Governors from both parties said Sunday that a shortage of tests was among the most significant hurdles in the way of lifting restrictions in their states.
Kemp emphasized that COVID-19 testing will be ramped up in Georgia.
“For weeks, I have expressed my frustration with the status of testing and committed more resources to expansion,’’ Kemp said. He added that a broader partnership with Augusta University Health would “double down on our testing capacity and meet the requirements necessary to move forward with the president’s plan.’’
Georgia will maintain a 24/7 operations center on COVID-19 run out of Augusta University. Kemp encouraged Georgians with COVID-19 symptoms to download an app from the university and begin the screening process.
“This streamlined process reduces stress on both the patient and testing site workers,’’ Kemp said. “We will leverage the power of several key academic institutions in the state to process tests.’’
Augusta University will also produce much-needed testing swabs by using the same 3-D printers that have produced face shields for health care workers.
The Georgia National Guard will mobilize 10 new strike teams to deploy to hot spots and long-term care facilities to administer 1,500 tests per day.
“As I’ve said before, testing defines the battlefield and informs our long-term strategy,’’ Kemp said. “These efforts significantly increase our capacity as we take measured steps forward.”
Georgia’s rate of testing remains among the bottom 10 states, but Georgia National Guard Gen. Tom Carden said the state capacity is increasing.
Test kits still hard to get
The supply of test kits remains a problem, Carden said. “We don’t have as much as we want. It’s not easy to do coronavirus testing.’’
Kemp added that based on statements by Vice President Mike Pence, head of the White House task force, “I think the supplies are going to continue to loosen up.’’
He said that by having the testing swabs produced in Augusta, and not somewhere out of state, Georgia is taking “our destiny in our own hands.’’
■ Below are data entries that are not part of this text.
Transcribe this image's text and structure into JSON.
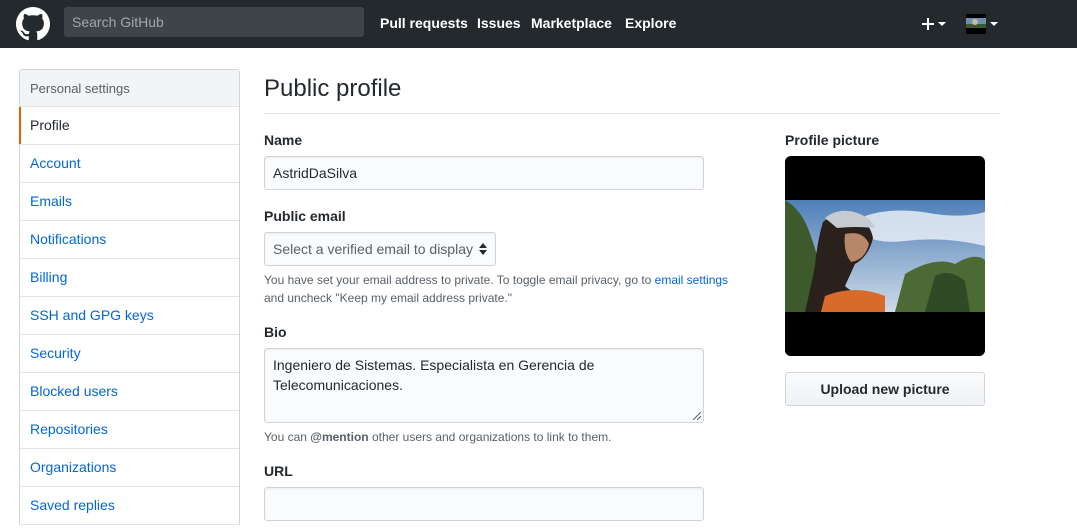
{
  "header": {
    "search_placeholder": "Search GitHub",
    "nav": [
      "Pull requests",
      "Issues",
      "Marketplace",
      "Explore"
    ],
    "plus_label": "+"
  },
  "sidebar": {
    "title": "Personal settings",
    "items": [
      {
        "label": "Profile",
        "selected": true
      },
      {
        "label": "Account"
      },
      {
        "label": "Emails"
      },
      {
        "label": "Notifications"
      },
      {
        "label": "Billing"
      },
      {
        "label": "SSH and GPG keys"
      },
      {
        "label": "Security"
      },
      {
        "label": "Blocked users"
      },
      {
        "label": "Repositories"
      },
      {
        "label": "Organizations"
      },
      {
        "label": "Saved replies"
      }
    ]
  },
  "main": {
    "title": "Public profile",
    "name": {
      "label": "Name",
      "value": "AstridDaSilva"
    },
    "public_email": {
      "label": "Public email",
      "selected": "Select a verified email to display",
      "note_prefix": "You have set your email address to private. To toggle email privacy, go to ",
      "note_link": "email settings",
      "note_suffix": "and uncheck \"Keep my email address private.\""
    },
    "bio": {
      "label": "Bio",
      "value": "Ingeniero de Sistemas. Especialista en Gerencia de Telecomunicaciones.",
      "note_prefix": "You can ",
      "note_mention": "@mention",
      "note_suffix": " other users and organizations to link to them."
    },
    "url": {
      "label": "URL",
      "value": ""
    }
  },
  "profile_picture": {
    "label": "Profile picture",
    "upload_label": "Upload new picture"
  },
  "colors": {
    "header_bg": "#24292e",
    "link": "#0366d6",
    "selected_accent": "#e36209"
  }
}
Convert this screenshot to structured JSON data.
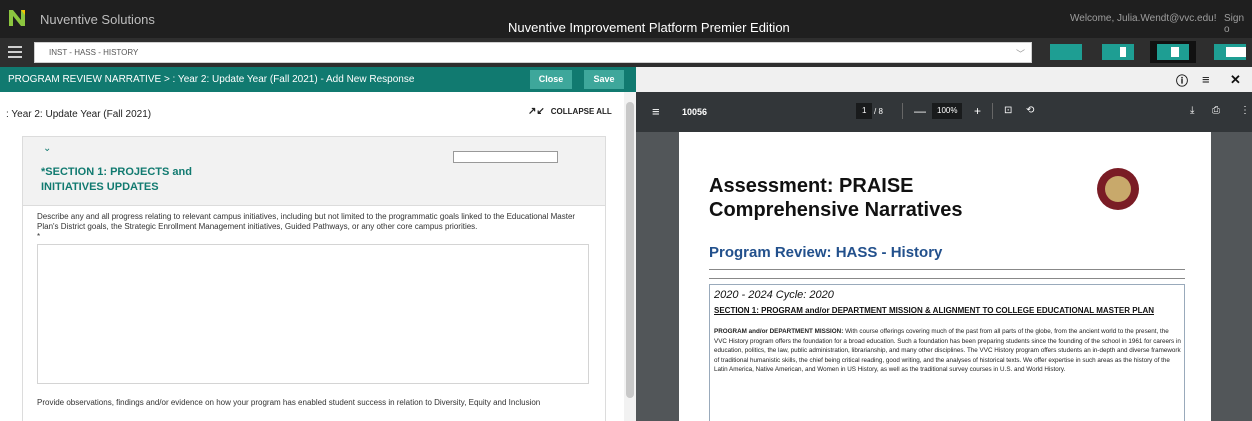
{
  "topbar": {
    "brand": "Nuventive Solutions",
    "app_title": "Nuventive Improvement Platform Premier Edition",
    "welcome": "Welcome, Julia.Wendt@vvc.edu!",
    "sign_out": "Sign o",
    "colors": {
      "bar": "#1f1f1f",
      "logo_green": "#8cc63f",
      "logo_yellow": "#f2c500"
    }
  },
  "breadcrumb": {
    "unit": "INST - HASS - HISTORY",
    "icons": [
      "hamburger-icon",
      "chevron-down-icon"
    ]
  },
  "left_header": {
    "title": "PROGRAM REVIEW NARRATIVE  >  : Year 2: Update Year (Fall 2021) - Add New Response",
    "close_label": "Close",
    "save_label": "Save",
    "color": "#117a70"
  },
  "right_header": {
    "icons": [
      "info-icon",
      "list-icon",
      "close-icon"
    ]
  },
  "form": {
    "year_title": ": Year 2: Update Year (Fall 2021)",
    "collapse_all": "COLLAPSE ALL",
    "section_title": "*SECTION 1: PROJECTS and INITIATIVES UPDATES",
    "prompt": "Describe any and all progress relating to relevant campus initiatives, including but not limited to the programmatic goals linked to the Educational Master Plan's District goals, the Strategic Enrollment Management initiatives, Guided Pathways, or any other core campus priorities.",
    "required_mark": "*",
    "prompt2": "Provide observations, findings and/or evidence on how your program has enabled student success in relation to Diversity, Equity and Inclusion"
  },
  "pdf": {
    "file_name": "10056",
    "page_current": "1",
    "page_total": "/ 8",
    "zoom": "100%",
    "zoom_out": "—",
    "zoom_in": "+",
    "title": "Assessment: PRAISE Comprehensive Narratives",
    "subtitle": "Program Review: HASS - History",
    "cycle": "2020 - 2024 Cycle: 2020",
    "section_heading": "SECTION 1: PROGRAM and/or DEPARTMENT MISSION  & ALIGNMENT TO COLLEGE EDUCATIONAL MASTER PLAN",
    "mission_label": "PROGRAM and/or DEPARTMENT MISSION:",
    "mission_text": " With course offerings covering much of the past from all parts of the globe, from the ancient world to the present, the VVC History program offers the foundation for a broad education. Such a foundation has been preparing students since the founding of the school in 1961 for careers in education, politics, the law, public administration, librarianship, and many other disciplines. The VVC History program offers students an in-depth and diverse framework of traditional humanistic skills, the chief being critical reading, good writing, and the analyses of historical texts. We offer expertise in such areas as the history of the Latin America, Native American, and Women in US History, as well as the traditional survey courses in U.S. and World History.",
    "toolbar_icons": [
      "menu-icon",
      "fit-page-icon",
      "rotate-icon",
      "download-icon",
      "print-icon",
      "more-icon"
    ]
  }
}
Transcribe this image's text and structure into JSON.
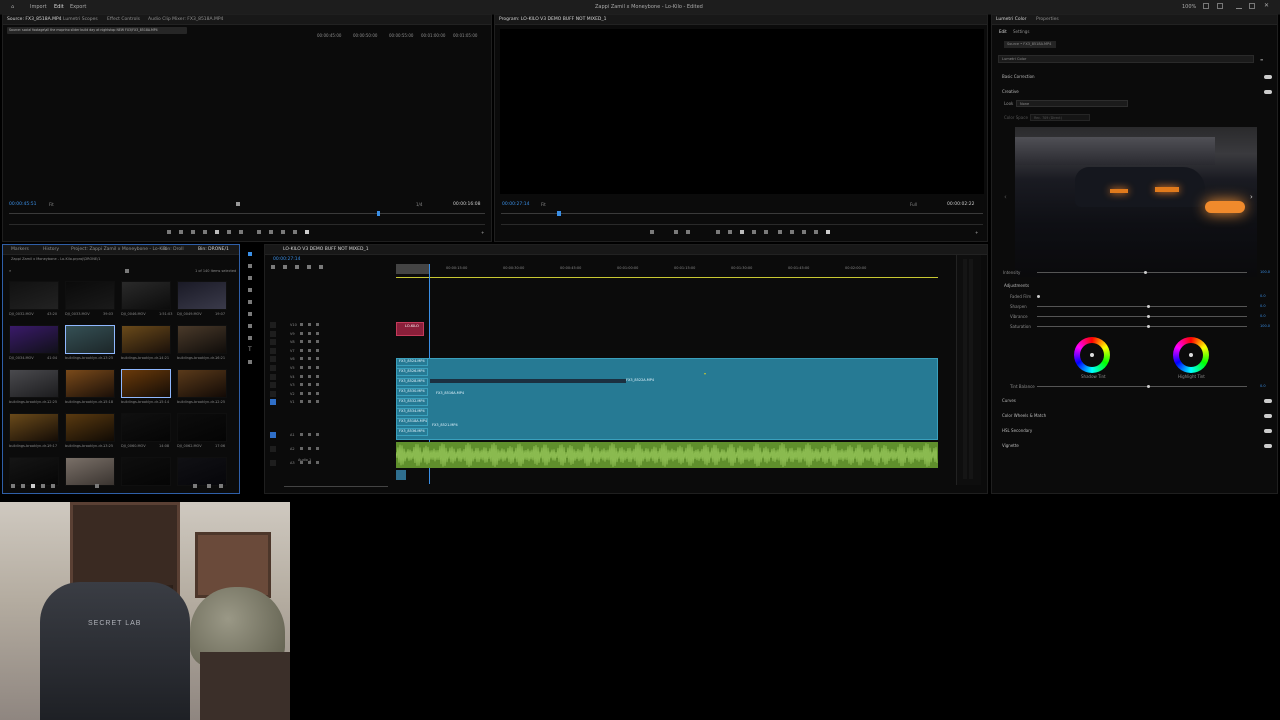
{
  "menu": {
    "home_icon": "home-icon",
    "items": [
      "Import",
      "Edit",
      "Export"
    ],
    "project_title": "Zappi Zamil x Moneybone - Lo-Kilo - Edited",
    "right_label": "100%"
  },
  "source_panel": {
    "tabs": [
      "Source: FX3_8518A.MP4",
      "Lumetri Scopes",
      "Effect Controls",
      "Audio Clip Mixer: FX3_8518A.MP4"
    ],
    "clip_path": "Source: social footage\\all the moprino slider build day at nightstop NEW FX3\\FX3_8518A.MP4",
    "timecode_in": "00:00:45:51",
    "timecode_out": "00:00:16:08",
    "fit": "Fit",
    "quality": "1/4",
    "ruler_labels": [
      "00:00:45:00",
      "00:00:50:00",
      "00:00:55:00",
      "00:01:00:00",
      "00:01:05:00"
    ]
  },
  "program_panel": {
    "title": "Program: LO-KILO V3 DEMO BUFF NOT MIXED_1",
    "timecode_in": "00:00:27:14",
    "timecode_out": "00:00:02:22",
    "fit": "Fit",
    "quality": "Full"
  },
  "lumetri_panel": {
    "tabs": [
      "Lumetri Color",
      "Properties"
    ],
    "subtabs": [
      "Edit",
      "Settings"
    ],
    "source_clip": "Source • FX3_8518A.MP4",
    "effect": "Lumetri Color",
    "sections": [
      "Basic Correction",
      "Creative"
    ],
    "look_label": "Look",
    "look_value": "None",
    "color_space_label": "Color Space",
    "color_space_value": "Rec. 709 (Direct)",
    "intensity_label": "Intensity",
    "intensity_value": "100.0",
    "adjustments_label": "Adjustments",
    "adjustment_rows": [
      {
        "label": "Faded Film",
        "value": "0.0"
      },
      {
        "label": "Sharpen",
        "value": "0.0"
      },
      {
        "label": "Vibrance",
        "value": "0.0"
      },
      {
        "label": "Saturation",
        "value": "100.0"
      }
    ],
    "wheels": [
      "Shadow Tint",
      "Highlight Tint"
    ],
    "tint_balance_label": "Tint Balance",
    "tint_balance_value": "0.0",
    "more_sections": [
      "Curves",
      "Color Wheels & Match",
      "HSL Secondary",
      "Vignette"
    ]
  },
  "project_panel": {
    "tabs": [
      "Markers",
      "History",
      "Project: Zappi Zamil x Moneybone - Lo-Kilo",
      "Bin: Droll",
      "Bin: DRONE/1"
    ],
    "path": "Zappi Zamil x Moneybone - Lo-Kilo.prproj\\DRONE/1",
    "count": "1 of 140 items selected",
    "thumbnails": [
      {
        "label": "DJI_0032.MOV",
        "dur": "43:20"
      },
      {
        "label": "DJI_0033.MOV",
        "dur": "39:03"
      },
      {
        "label": "DJI_0046.MOV",
        "dur": "1:51:03"
      },
      {
        "label": "DJI_0049.MOV",
        "dur": "19:07"
      },
      {
        "label": "DJI_0034.MOV",
        "dur": "41:04"
      },
      {
        "label": "buildings-brooklyn-dr...",
        "dur": "13:25"
      },
      {
        "label": "buildings-brooklyn-dr...",
        "dur": "14:21"
      },
      {
        "label": "buildings-brooklyn-dr...",
        "dur": "16:21"
      },
      {
        "label": "buildings-brooklyn-dr...",
        "dur": "12:25"
      },
      {
        "label": "buildings-brooklyn-dr...",
        "dur": "15:18"
      },
      {
        "label": "buildings-brooklyn-dr...",
        "dur": "15:14"
      },
      {
        "label": "buildings-brooklyn-dr...",
        "dur": "12:25"
      },
      {
        "label": "buildings-brooklyn-dr...",
        "dur": "19:17"
      },
      {
        "label": "buildings-brooklyn-dr...",
        "dur": "13:25"
      },
      {
        "label": "DJI_0060.MOV",
        "dur": "14:08"
      },
      {
        "label": "DJI_0062.MOV",
        "dur": "17:06"
      },
      {
        "label": "",
        "dur": ""
      },
      {
        "label": "",
        "dur": ""
      },
      {
        "label": "",
        "dur": ""
      },
      {
        "label": "",
        "dur": ""
      }
    ]
  },
  "timeline_panel": {
    "title": "LO-KILO V3 DEMO BUFF NOT MIXED_1",
    "timecode": "00:00:27:14",
    "ruler": [
      "00:00:15:00",
      "00:00:30:00",
      "00:00:45:00",
      "00:01:00:00",
      "00:01:15:00",
      "00:01:30:00",
      "00:01:45:00",
      "00:02:00:00"
    ],
    "track_names": [
      "V10",
      "V9",
      "V8",
      "V7",
      "V6",
      "V5",
      "V4",
      "V3",
      "V2",
      "V1",
      "A1",
      "A2",
      "A3"
    ],
    "clip_labels": [
      "FX3_8524.MP4",
      "FX3_8526.MP4",
      "FX3_8528.MP4",
      "FX3_8530.MP4",
      "FX3_8532.MP4",
      "FX3_8534.MP4",
      "FX3_8518A.MP4",
      "FX3_8536.MP4"
    ],
    "float_labels": [
      "FX3_8522A.MP4",
      "FX3_8516A.MP4",
      "FX3_8521.MP4"
    ],
    "graphic_label": "LO-KILO",
    "audio_label": "Audio 1"
  },
  "webcam": {
    "chair_text": "SECRET LAB"
  },
  "colors": {
    "accent": "#3a8fe6",
    "clip": "#267a94",
    "audio": "#6a9e32",
    "ruler_yellow": "#c8c832"
  }
}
Toomey emphasized the need for contact tracing of people who are infected. She said that volunteers as well as Public Health staff would be deployed to track the people who have come into contact with a patient. “This is the way we’re going to stop the virus,’’ she said.
Leading state Democrats criticized the Kemp decision. Atlanta Mayor Keisha Lance Bottoms told ABC News late Monday that she will urge residents to stay at home. “We don’t know what the governor is looking at, but what I do know is we have nearly 19,000 people who have tested positive as of this evening,” she said.
Businesses that are reopening will be subject to restrictions. Kemp said it won’t be “business as usual.’’ Each business will be subject to social distancing standards, screening workers for fever, and use of masks and gloves when appropriate. Businesses will have to follow the guidelines or the state will take action, Kemp said.
The governor noted that hospitals, by halting elective surgery, were losing substantial amounts of money. Hospitals had stopping doing many such surgeries to conserve staff and personal protective equipment.
When he was asked about other states imposing a moratorium on evictions and foreclosures, Kemp said the idea had been brought up among his staff. “We’ll continue to consider that.’’
After the governor’s remarks, Lt. Gov. Geoff Duncan and Georgia House Speaker David Ralston, who like Kemp are both Republicans, spoke to reporters.
Ralston, of Blue Ridge, called the virus “a monster’’ that has “really changed lives for Georgians in ways we’ll never fully grasp.’’
He said Kemp, in his plan, is taking “measured, balanced steps’’ that will put people back to work.